If you are diagnosed with listeriosis and are an otherwise healthy adult, you may not need any special treatment, since the symptoms will disappear on their own within a few weeks. However, if you are pregnant, it’s critical to work with your healthcare provider to keep the baby healthy. Fortunately, babies who are sick with listeriosis can receive the same antibiotics as adults. In the event you or your child contracted listeria, a listeria attorney can help you recover damages if your illness was the result of another party’s negligence, such as a restaurant or food manufacturer.
How Can I Prevent Listeria?
Implementing basic hygiene practices at home will greatly reduce the likelihood of anyone in your household becoming infected with listeriosis. Actionable steps to prevent listeriosis include, but are not limited to:
- Smart shopping– if you’re purchasing raw meat, fish, or vegetables, be sure to bag them separately from other items. If foods are stored separately, you reduce the risk of contamination.
- Safe food preparation– be sure to wash your hands before and after preparing food. It’s also important to rinse fresh fruits and vegetables under running water. If you’re handling both meats and vegetables, use two separate cutting boards.
- Store foods accordingly– follow the directions on the labels to keep the food refrigerated, frozen, or stored properly. This also helps prevent the growth of other unwanted bacteria. If you’re unsure whether food is safe to eat, follow the rule of thumb: when in doubt, throw it out.
Listeria and Pregnancy
Listeriosis is especially concerning for women who are pregnant or have recently given birth. To keep you and your young one healthy, it’s crucial to avoid eating hot dogs, deli meats, and luncheon meats until after your pregnancy. Also avoid soft cheeses, unless you double check the label to ensure that it’s made only from pasteurized milk. Cheeses such as feta or Brie are generally made from unpasteurized milk, so it’s critical to avoid those.
By avoiding refrigerated smoked seafood, unpasteurized products, and soft cheeses, you’ll greatly reduce the likelihood of listeriosis infection. Other at-risk populations include the elderly, those with diabetes, or individuals with HIV/AIDS.
Seek medical attention
If you have a fever over 102 degrees, bloody stool, or other severe symptoms you should seek medical attention immediately.

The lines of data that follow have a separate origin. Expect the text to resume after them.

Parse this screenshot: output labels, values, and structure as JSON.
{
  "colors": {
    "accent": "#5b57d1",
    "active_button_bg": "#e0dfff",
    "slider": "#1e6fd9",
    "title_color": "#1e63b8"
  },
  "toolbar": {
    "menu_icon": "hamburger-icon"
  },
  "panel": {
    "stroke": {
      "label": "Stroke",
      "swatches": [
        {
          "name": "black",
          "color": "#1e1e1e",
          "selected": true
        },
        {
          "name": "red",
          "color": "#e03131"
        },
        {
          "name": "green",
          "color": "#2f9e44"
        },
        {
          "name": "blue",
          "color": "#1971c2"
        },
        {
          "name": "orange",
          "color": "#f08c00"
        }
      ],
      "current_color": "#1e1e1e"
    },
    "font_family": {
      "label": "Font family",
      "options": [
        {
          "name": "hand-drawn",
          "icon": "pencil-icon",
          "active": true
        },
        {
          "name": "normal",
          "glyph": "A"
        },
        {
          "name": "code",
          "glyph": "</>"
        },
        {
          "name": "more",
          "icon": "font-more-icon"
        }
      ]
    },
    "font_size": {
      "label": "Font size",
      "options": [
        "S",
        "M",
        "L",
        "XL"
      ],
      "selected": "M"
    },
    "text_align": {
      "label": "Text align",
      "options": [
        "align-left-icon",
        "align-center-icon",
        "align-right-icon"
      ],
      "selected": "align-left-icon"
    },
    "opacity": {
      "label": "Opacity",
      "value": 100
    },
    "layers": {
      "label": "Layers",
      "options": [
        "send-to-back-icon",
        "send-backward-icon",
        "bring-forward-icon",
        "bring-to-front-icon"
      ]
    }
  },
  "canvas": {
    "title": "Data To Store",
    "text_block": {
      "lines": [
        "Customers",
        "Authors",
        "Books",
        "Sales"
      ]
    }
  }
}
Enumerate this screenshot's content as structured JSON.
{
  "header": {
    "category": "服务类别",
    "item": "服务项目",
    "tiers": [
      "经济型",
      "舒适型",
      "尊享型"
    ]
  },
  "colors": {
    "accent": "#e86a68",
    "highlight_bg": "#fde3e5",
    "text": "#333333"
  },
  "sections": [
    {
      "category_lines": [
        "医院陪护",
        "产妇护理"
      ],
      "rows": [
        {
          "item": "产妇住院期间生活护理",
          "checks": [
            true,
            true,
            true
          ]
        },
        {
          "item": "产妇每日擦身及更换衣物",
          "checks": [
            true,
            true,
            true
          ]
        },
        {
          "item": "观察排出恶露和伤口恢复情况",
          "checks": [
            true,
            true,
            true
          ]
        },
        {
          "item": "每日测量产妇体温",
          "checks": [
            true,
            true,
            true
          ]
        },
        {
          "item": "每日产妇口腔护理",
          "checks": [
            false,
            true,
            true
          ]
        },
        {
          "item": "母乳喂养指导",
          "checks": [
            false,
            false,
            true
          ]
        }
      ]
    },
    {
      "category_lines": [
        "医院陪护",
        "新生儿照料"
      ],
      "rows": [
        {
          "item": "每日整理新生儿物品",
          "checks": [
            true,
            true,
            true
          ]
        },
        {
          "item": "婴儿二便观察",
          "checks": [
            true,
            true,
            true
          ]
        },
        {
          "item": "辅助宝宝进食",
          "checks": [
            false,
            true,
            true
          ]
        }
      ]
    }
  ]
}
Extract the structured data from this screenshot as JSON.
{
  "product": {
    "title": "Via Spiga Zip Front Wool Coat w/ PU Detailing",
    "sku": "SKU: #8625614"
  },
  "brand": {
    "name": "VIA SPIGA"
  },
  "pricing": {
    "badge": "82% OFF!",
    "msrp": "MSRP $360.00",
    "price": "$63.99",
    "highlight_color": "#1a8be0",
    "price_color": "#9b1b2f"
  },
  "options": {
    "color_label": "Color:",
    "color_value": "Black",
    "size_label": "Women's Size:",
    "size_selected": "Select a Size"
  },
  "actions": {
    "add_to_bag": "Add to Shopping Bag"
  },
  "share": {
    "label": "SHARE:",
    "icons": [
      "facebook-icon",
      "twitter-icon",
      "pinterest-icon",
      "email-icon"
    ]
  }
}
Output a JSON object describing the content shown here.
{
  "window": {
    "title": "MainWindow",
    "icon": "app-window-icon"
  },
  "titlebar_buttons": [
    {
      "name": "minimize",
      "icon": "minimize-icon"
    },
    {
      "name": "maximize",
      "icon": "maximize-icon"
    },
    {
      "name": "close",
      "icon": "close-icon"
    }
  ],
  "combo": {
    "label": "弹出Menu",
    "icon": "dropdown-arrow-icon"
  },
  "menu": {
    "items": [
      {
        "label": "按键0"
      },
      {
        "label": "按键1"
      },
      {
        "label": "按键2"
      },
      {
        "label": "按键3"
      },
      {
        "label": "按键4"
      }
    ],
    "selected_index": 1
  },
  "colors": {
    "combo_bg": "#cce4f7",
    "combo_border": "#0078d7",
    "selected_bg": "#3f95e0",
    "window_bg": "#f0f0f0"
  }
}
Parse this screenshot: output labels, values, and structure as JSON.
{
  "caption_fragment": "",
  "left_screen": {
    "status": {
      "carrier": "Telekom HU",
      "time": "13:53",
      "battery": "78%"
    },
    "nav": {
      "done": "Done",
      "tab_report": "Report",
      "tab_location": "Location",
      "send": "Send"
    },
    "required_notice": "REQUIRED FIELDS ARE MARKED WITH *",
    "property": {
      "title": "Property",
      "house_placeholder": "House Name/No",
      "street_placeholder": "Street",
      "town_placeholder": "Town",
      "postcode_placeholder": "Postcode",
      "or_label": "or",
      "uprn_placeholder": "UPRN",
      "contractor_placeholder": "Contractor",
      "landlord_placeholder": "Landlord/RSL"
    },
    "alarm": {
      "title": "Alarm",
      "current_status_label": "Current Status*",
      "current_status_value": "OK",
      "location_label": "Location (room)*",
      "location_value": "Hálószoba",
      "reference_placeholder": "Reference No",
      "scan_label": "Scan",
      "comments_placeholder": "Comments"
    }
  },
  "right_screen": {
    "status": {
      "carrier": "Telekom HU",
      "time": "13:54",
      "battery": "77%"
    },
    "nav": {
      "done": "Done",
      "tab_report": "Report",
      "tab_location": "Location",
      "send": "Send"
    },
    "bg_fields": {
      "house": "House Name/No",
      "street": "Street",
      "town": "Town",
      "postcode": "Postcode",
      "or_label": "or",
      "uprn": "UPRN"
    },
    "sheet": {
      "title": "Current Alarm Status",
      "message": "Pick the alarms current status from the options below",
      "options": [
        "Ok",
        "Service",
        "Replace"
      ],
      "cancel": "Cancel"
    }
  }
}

If you are a victim of food poisoning caused by someone else’s negligence you may be entitled to financial compensation through a food poisoning lawsuit.